University of Santo Tomas (UST) Faculty of Engineering mentor Engr. Anthony James Bautista, Ph.D., is now developing an improved hospital assistance robot with bacterial and viral disinfection functionalities in addition to its telepresence features.

The first version of the Logistic Indoor Service Assistant (LISA) robot first garnered attention in April 2020 for aiding frontliners with physically distanced communication between a COVID-19 patient and the medical staff. Equipped with a smart tablet mounted on a mobile base that can be controlled remotely from five to ten meters away, LISA enables communication via internet-based platforms such as Skype, Viber or Facetime. It also has a compartment box that allows delivery of medicines to conscious and stable patients.
Now in the process of creating its third version, the LISA robot is developed through funding by the Department of Science and Technology – Philippine Council for Industry, Energy and Emerging Technology Research and Development (DOST-PCIEERD) in partnership with Thomasian cardiologist Dr. Rodrigo C. Santos of the Pasig Doctors Medical Center.

The Logistic Indoor Service Assistant (LISA) with independently driven Mecanum wheels and adjustable holder

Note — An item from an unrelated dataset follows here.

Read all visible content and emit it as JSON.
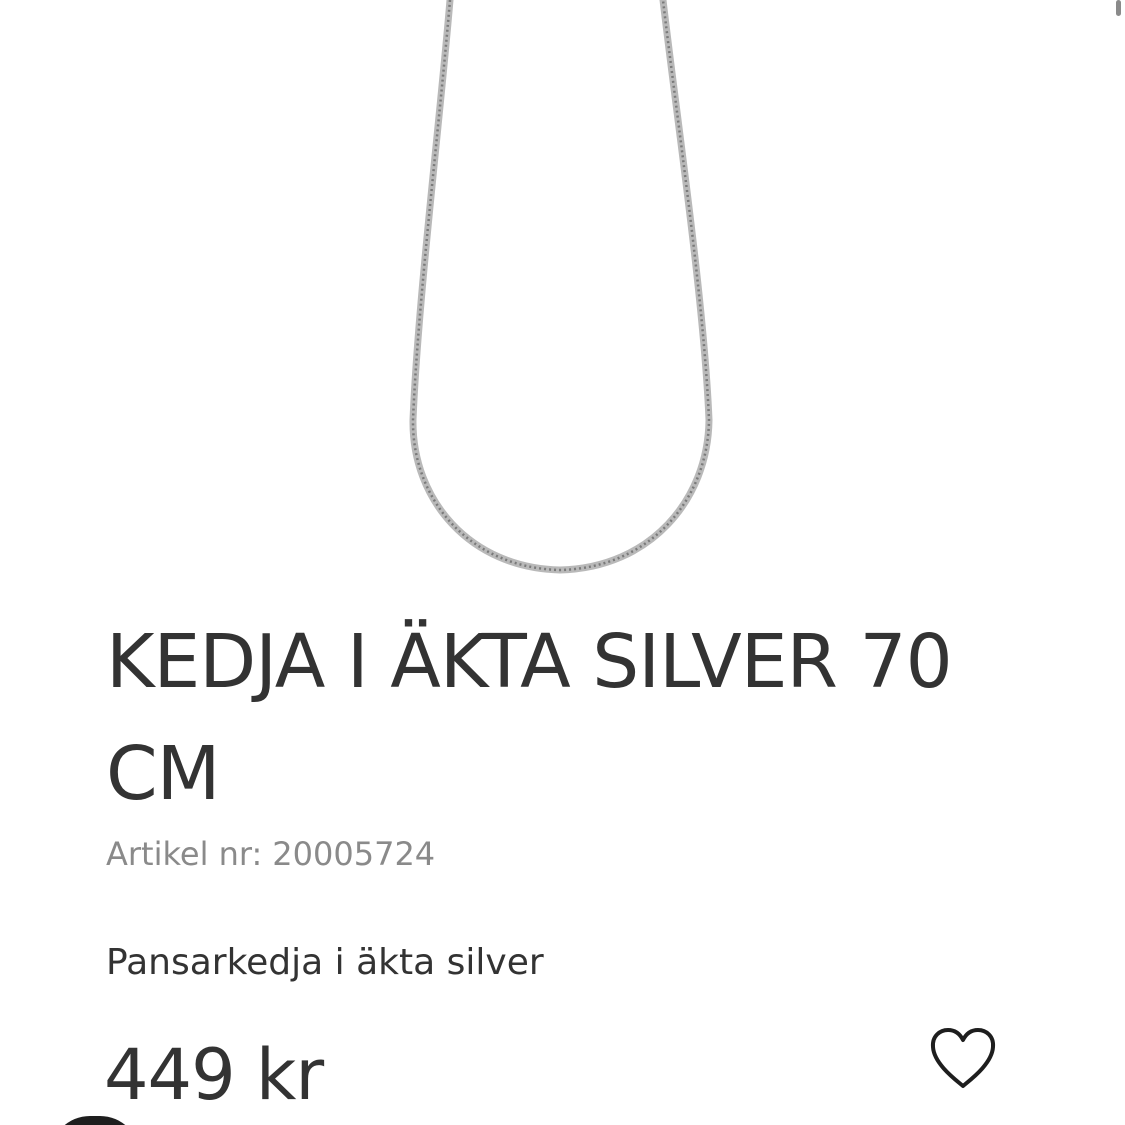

“Last March 2020, DOST-PCIEERD announced a call for proposals for immediate response to COVID19 pandemic, and I submitted a proposal titled LISA robot: Logistic Indoor Service Assistant Telepresence Robot,” shared Bautista, adding that in May, they were granted funds to develop the LISA robots for public hospitals in the Philippines.

“Using the funding we received from the DOST-PCIEERD, we will design the new model to be multi-functional, meaning the robot will not only be a remote controlled telepresence robot, but can also be used to disinfect bacteria/viruses in a room. With this plan, we will do our best to make the LISA robot affordable,” said Bautista.

DOST-PCIEERD approved a three-year project for improved LISA robots that will begin in 2021. According to Bautista, “With the funding [from PCIEERD], we may be able to develop a fully autonomous LISA robot. The LISA robots that are being deployed now are at Level 1 automation, or remote – controlled robots. Next year, we will include Level 2 automation that will allow the robot to be controlled anywhere in the world as long as there is a Wi-Fi connection, and then Level 3 automation which will allow the robot to create a map of the hospital and navigate to different locations autonomously using a Light Detection and Ranging [LIDAR] sensor.”

Bautista thanked the UST Faculty of Engineering, especially the Mechanical Engineering Department, for being supportive of his work through providing the facilities to build and test the robot and offering feedback to improve the functionality of the robot.

The University of Santo Tomas Hospital (USTH) and Pasig Doctors Medical Center were the first batch to receive the first version of LISA robots on April 6, 2020, while the second version of LISA robots were deployed on June 20, 2020 to The Premier Medical Center, Binangonan Lake View Medical Center, Pasig Doctors Medical Center and the Marikina Valley Medical Center.

“The next version will be deployed hopefully in the last week of August 2020,” said Bautista.
Having been used in medical practice by doctors and nurses in the aforementioned hospitals, the LISA robot was then improved according to their feedback. Bautista explained, “To name a few [improvements], we modified the base by using four independently driven wheels. The wheels used were Mecanum type, which is a special wheel that will allow the robot to turn efficiently in a single spot. We also improved the wiring connections by making it neatly enclosed in a casing. We also made the tablet adjustable into a different height and made the holder flexible to allow adjustments.”

Despite the increased demand and practical use of his invention, Bautista was firm in his commitment to ensure open – access to LISA without copyright exclusivity.

“I will be very much willing to share the technology,” he emphasized, saying that “My personal objective for the first versions of LISA robots with Level 1 automation is that it can be accessed by anyone, copied, or improved, because of the COVID-19 pandemic that our country is facing right now.”

“I am very thankful to our University for their full support in this project. I hope that the LISA robot will serve as an alternative tool that our medical front liners can utilize for their fight against COVID19 pandemic and will serve as a message that we at the University of Santo Tomas are behind them in solving this problem,” said Bautista.